I would suggest that you change your therapist. My wife has finally decided to divorce me after 27 years. I found out about Asperger's less than three years ago. I am 54.

WHen I found out that I was likely Asperger's, I worked very hard to find ways to find work-arounds to my limitations. I know I was the one with the problem. I was willing to do what was necessary but I was working alone and spent much energy addressing the wrong things. It was not only my wife that was lonely, I was terribly lonely too.

Your husband will never understand what it is that makes you feel so lonely. I am assuming that he loves you and that he is very frustrated that he does not understand what is missing from your relationship. It doesn't mater how much effort he is willing to put into making things a success, because he needs help just like a blind person would to find his way around a strange place. He will need you to be understanding of his limitations, which might take some time, and he will need you to guide him to put the effort where you need him to. He will also need encouragement when he get things right.

To me, negative responses do not work well. I am not good enough to distinguish the subtle rules to identify what I the negative response was for and I compensate by shutting down all possible offending activity. This can mean suppressing positive actions too.

If you want this to succeed, you will both have to put in effort and both will need to be understanding and patient with each other.

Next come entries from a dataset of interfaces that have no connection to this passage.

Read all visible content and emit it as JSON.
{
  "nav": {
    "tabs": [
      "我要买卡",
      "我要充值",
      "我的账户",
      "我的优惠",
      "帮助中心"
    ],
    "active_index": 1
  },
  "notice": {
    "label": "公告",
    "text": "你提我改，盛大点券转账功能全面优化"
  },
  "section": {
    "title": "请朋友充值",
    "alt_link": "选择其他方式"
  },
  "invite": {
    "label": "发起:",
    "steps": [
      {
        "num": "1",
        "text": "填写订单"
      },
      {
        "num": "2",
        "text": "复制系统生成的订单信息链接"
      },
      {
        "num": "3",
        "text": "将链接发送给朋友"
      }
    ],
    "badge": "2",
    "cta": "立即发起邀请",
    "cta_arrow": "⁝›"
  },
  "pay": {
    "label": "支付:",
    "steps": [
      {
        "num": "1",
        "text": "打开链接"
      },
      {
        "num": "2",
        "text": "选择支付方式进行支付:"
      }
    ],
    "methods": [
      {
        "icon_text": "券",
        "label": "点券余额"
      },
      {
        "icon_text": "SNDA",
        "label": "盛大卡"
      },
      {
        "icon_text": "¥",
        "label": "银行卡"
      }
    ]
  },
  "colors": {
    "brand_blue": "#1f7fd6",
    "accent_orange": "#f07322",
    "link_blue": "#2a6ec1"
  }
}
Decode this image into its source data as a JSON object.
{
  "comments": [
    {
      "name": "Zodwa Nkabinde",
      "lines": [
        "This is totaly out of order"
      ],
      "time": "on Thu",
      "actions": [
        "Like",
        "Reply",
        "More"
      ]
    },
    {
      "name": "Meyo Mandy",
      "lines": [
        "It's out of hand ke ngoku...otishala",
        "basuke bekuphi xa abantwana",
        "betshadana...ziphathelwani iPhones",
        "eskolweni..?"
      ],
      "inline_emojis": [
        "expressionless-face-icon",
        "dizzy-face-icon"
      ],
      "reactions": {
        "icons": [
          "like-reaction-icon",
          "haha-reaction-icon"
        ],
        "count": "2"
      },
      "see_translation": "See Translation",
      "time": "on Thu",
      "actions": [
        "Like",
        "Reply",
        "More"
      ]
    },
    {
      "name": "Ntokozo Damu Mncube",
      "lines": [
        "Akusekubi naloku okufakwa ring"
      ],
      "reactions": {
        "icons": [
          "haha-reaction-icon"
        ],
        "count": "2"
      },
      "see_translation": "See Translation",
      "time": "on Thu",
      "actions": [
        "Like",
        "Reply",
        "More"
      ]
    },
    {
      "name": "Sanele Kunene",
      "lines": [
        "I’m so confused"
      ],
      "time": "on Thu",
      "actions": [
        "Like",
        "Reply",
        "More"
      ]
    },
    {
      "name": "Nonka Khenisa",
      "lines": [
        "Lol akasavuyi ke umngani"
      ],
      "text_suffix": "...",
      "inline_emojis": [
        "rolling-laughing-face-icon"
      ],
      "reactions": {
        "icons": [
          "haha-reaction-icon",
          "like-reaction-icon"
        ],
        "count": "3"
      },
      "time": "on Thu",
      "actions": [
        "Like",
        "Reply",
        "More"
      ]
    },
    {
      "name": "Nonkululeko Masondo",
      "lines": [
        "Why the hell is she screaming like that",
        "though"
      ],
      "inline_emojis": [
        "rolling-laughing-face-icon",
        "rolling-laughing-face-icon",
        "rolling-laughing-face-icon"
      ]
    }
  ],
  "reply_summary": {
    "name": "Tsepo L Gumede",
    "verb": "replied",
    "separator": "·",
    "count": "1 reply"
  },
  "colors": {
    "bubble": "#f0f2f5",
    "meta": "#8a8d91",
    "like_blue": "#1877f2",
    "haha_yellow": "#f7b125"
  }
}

I wish you both success.


Your post is somewhat chilling to me. I am a few years younger and have been with my wife a few years longer. But I know she has considered divorce when I was utterly, utterly clueless.

I have been the one who kept us together, by being extremely willing to change and prioritizing the relationship over every other thing in my life. The most difficult parts have been when she has been withdrawn and non-communicative and I have had to beg and insist that we talk things through. This usually results in epic talks, often lasting until sunrise followed by closeness that is sustaining. Sometimes these talks are followed by big changes: jobs, living situations, schools, ways of living.

But it's a thing that needs constant monitoring and maintenance, this connection that makes the marriage work.

I don't know anything else. We met in high school and have been together since I was barely an adult. When I read your story, and consider that this could be my future, I am chilled to the core. It sounds like you are doing well and I salute you for that.

I guess the woman who started this thread is no longer coming here. It sounds like there are no answers for that situation. I hope they are all OK. It sounds like the family has financial resources and that's a good thing. I would suggest that mom hire some people to do the necessary care and then take a month away, go on holiday to somewhere peaceful, alone, and figure out where her priorities are--then maybe go back and keep delegating a ton of the maintenance tasks (keeping meds scheduled etc.) to human or software assistants. Everyone should live for themselves and love themselves first--it's the only way to solidly be there and love others.

Wishing the best for all.